§ Material provided
============================================================

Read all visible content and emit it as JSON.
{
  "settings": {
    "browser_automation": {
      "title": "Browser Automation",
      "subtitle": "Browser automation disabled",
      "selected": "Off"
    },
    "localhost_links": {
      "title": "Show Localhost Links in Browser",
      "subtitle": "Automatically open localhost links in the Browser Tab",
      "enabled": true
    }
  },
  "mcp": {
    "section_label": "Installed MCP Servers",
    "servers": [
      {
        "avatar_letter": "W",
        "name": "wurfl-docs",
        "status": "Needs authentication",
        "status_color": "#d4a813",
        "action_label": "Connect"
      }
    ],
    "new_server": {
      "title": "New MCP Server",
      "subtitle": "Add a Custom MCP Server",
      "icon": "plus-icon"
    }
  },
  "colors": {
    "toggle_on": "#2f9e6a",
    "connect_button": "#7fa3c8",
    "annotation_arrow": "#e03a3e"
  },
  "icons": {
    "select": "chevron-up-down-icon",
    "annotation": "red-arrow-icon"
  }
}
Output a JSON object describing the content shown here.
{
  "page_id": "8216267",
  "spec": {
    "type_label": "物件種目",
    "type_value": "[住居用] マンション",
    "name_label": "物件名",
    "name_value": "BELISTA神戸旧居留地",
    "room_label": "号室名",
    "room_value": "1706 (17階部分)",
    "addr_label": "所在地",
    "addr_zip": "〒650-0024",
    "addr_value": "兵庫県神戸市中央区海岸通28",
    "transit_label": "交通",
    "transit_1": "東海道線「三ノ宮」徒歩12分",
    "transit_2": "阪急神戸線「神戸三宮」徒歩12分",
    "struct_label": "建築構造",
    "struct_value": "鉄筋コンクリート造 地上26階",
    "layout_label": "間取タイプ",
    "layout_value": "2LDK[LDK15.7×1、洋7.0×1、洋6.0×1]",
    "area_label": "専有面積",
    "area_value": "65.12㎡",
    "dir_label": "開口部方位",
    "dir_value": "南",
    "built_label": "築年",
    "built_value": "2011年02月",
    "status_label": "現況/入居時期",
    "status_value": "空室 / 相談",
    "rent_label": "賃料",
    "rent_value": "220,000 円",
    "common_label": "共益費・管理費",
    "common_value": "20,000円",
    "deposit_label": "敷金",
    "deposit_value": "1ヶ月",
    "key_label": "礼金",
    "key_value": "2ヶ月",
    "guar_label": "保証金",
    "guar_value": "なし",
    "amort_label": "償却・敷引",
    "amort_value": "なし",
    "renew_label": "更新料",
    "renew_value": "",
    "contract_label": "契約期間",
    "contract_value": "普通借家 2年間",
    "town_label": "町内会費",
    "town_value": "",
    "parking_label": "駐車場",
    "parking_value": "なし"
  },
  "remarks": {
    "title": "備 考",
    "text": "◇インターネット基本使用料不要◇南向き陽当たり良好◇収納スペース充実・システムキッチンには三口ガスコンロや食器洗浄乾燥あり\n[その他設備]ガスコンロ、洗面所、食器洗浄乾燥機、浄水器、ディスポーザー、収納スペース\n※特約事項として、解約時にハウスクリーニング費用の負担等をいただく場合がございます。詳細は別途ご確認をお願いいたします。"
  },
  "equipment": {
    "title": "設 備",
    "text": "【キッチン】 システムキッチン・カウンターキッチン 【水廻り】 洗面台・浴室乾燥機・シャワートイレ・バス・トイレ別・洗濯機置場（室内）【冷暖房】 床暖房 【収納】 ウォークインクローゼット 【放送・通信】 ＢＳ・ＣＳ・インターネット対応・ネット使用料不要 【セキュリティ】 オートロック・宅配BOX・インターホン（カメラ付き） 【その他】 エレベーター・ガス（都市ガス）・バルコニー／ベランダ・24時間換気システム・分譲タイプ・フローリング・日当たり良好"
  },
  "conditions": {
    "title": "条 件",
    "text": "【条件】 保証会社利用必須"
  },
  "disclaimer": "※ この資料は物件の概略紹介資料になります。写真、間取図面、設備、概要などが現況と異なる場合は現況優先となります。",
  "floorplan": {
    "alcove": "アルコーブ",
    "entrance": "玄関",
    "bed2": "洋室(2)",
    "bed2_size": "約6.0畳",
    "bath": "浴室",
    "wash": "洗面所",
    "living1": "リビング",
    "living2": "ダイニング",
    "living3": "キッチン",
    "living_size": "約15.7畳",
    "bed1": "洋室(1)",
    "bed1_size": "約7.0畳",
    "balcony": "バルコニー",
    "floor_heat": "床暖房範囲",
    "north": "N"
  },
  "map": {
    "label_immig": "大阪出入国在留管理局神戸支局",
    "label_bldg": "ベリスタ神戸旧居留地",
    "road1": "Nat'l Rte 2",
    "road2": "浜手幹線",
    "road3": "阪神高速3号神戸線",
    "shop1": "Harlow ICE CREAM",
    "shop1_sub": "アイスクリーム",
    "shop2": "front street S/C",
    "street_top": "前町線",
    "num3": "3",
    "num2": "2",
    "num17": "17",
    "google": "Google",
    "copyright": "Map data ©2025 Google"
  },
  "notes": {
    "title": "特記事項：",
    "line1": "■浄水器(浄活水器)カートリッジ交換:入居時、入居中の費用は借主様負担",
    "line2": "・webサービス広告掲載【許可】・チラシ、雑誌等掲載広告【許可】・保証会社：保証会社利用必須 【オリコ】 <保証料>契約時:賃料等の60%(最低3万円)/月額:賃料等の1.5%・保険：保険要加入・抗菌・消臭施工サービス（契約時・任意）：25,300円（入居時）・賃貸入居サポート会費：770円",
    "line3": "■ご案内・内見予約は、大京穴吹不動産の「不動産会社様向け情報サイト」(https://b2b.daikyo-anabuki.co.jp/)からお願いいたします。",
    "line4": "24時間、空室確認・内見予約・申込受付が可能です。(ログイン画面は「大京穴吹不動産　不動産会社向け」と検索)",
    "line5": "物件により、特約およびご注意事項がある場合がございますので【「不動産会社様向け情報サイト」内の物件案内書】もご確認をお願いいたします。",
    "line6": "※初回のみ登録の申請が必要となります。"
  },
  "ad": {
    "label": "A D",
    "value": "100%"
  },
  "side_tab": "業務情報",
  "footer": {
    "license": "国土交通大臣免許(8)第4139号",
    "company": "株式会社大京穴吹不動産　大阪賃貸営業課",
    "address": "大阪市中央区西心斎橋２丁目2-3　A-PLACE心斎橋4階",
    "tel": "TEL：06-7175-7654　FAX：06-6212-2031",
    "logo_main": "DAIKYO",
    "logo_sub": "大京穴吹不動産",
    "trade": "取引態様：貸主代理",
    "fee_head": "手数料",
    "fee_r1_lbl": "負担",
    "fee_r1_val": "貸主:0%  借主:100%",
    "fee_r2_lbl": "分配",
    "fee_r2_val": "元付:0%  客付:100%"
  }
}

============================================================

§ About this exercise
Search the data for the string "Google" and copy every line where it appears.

§ Written solution
    "google": "Google",
    "copyright": "Map data ©2025 Google"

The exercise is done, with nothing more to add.